▶ GIVEN DATA:
+++
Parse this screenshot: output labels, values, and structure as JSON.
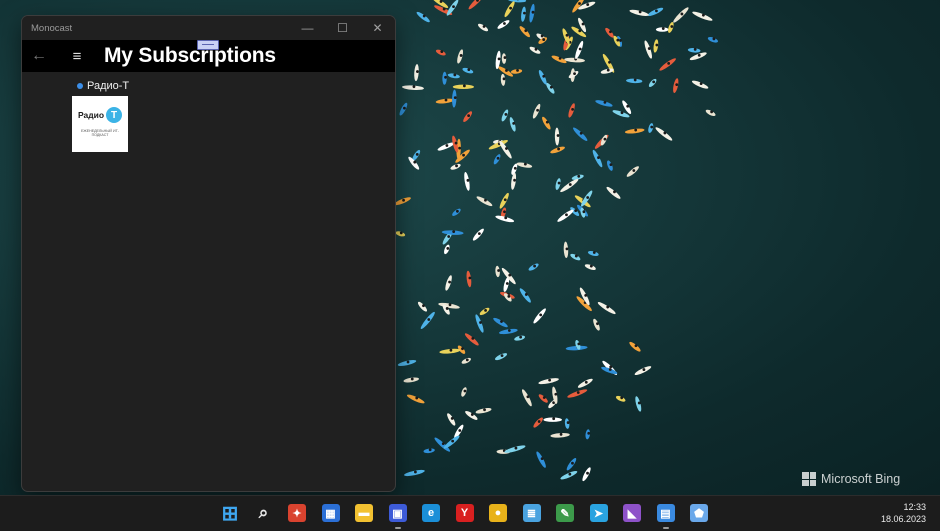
{
  "window": {
    "app_name": "Monocast",
    "controls": {
      "minimize": "—",
      "maximize": "☐",
      "close": "✕"
    }
  },
  "header": {
    "back_icon": "←",
    "menu_icon": "≡",
    "title": "My Subscriptions"
  },
  "subscriptions": [
    {
      "title": "Радио-Т",
      "unread": true,
      "cover_word": "Радио",
      "cover_letter": "Т",
      "cover_caption": "ЕЖЕНЕДЕЛЬНЫЙ ИТ-ПОДКАСТ"
    }
  ],
  "wallpaper": {
    "brand": "Microsoft Bing"
  },
  "taskbar": {
    "icons": [
      {
        "name": "start-icon",
        "glyph": "⊞",
        "color": "#3fa7f0",
        "running": false
      },
      {
        "name": "search-icon",
        "glyph": "⌕",
        "color": "#1c1c1c",
        "running": false
      },
      {
        "name": "app-red-icon",
        "glyph": "✦",
        "color": "#d9432f",
        "running": false
      },
      {
        "name": "store-icon",
        "glyph": "▦",
        "color": "#2b6fd6",
        "running": false
      },
      {
        "name": "file-explorer-icon",
        "glyph": "▬",
        "color": "#f2c131",
        "running": false
      },
      {
        "name": "save-disk-icon",
        "glyph": "▣",
        "color": "#3d5bd8",
        "running": true
      },
      {
        "name": "edge-icon",
        "glyph": "e",
        "color": "#1b8fd8",
        "running": false
      },
      {
        "name": "yandex-icon",
        "glyph": "Y",
        "color": "#d92020",
        "running": false
      },
      {
        "name": "chrome-icon",
        "glyph": "●",
        "color": "#e8b21a",
        "running": false
      },
      {
        "name": "notepad-icon",
        "glyph": "≣",
        "color": "#4aa3e0",
        "running": false
      },
      {
        "name": "editor-icon",
        "glyph": "✎",
        "color": "#3c9a4a",
        "running": false
      },
      {
        "name": "telegram-icon",
        "glyph": "➤",
        "color": "#2aa3e0",
        "running": false
      },
      {
        "name": "visual-studio-icon",
        "glyph": "◣",
        "color": "#8e52c9",
        "running": false
      },
      {
        "name": "podcast-app-icon",
        "glyph": "▤",
        "color": "#3a8ae0",
        "running": true
      },
      {
        "name": "pin-app-icon",
        "glyph": "⬟",
        "color": "#6aa8ea",
        "running": false
      }
    ],
    "clock": {
      "time": "12:33",
      "date": "18.06.2023"
    }
  }
}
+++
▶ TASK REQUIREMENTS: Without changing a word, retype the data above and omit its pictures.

▶ EXERCISE OUTPUT:
Parse this screenshot: output labels, values, and structure as JSON.
{
  "window": {
    "app_name": "Monocast",
    "controls": {
      "minimize": "—",
      "maximize": "☐",
      "close": "✕"
    }
  },
  "header": {
    "back_icon": "←",
    "menu_icon": "≡",
    "title": "My Subscriptions"
  },
  "subscriptions": [
    {
      "title": "Радио-Т",
      "unread": true,
      "cover_word": "Радио",
      "cover_letter": "Т",
      "cover_caption": "ЕЖЕНЕДЕЛЬНЫЙ ИТ-ПОДКАСТ"
    }
  ],
  "wallpaper": {
    "brand": "Microsoft Bing"
  },
  "taskbar": {
    "icons": [
      {
        "name": "start-icon",
        "glyph": "⊞",
        "color": "#3fa7f0",
        "running": false
      },
      {
        "name": "search-icon",
        "glyph": "⌕",
        "color": "#1c1c1c",
        "running": false
      },
      {
        "name": "app-red-icon",
        "glyph": "✦",
        "color": "#d9432f",
        "running": false
      },
      {
        "name": "store-icon",
        "glyph": "▦",
        "color": "#2b6fd6",
        "running": false
      },
      {
        "name": "file-explorer-icon",
        "glyph": "▬",
        "color": "#f2c131",
        "running": false
      },
      {
        "name": "save-disk-icon",
        "glyph": "▣",
        "color": "#3d5bd8",
        "running": true
      },
      {
        "name": "edge-icon",
        "glyph": "e",
        "color": "#1b8fd8",
        "running": false
      },
      {
        "name": "yandex-icon",
        "glyph": "Y",
        "color": "#d92020",
        "running": false
      },
      {
        "name": "chrome-icon",
        "glyph": "●",
        "color": "#e8b21a",
        "running": false
      },
      {
        "name": "notepad-icon",
        "glyph": "≣",
        "color": "#4aa3e0",
        "running": false
      },
      {
        "name": "editor-icon",
        "glyph": "✎",
        "color": "#3c9a4a",
        "running": false
      },
      {
        "name": "telegram-icon",
        "glyph": "➤",
        "color": "#2aa3e0",
        "running": false
      },
      {
        "name": "visual-studio-icon",
        "glyph": "◣",
        "color": "#8e52c9",
        "running": false
      },
      {
        "name": "podcast-app-icon",
        "glyph": "▤",
        "color": "#3a8ae0",
        "running": true
      },
      {
        "name": "pin-app-icon",
        "glyph": "⬟",
        "color": "#6aa8ea",
        "running": false
      }
    ],
    "clock": {
      "time": "12:33",
      "date": "18.06.2023"
    }
  }
}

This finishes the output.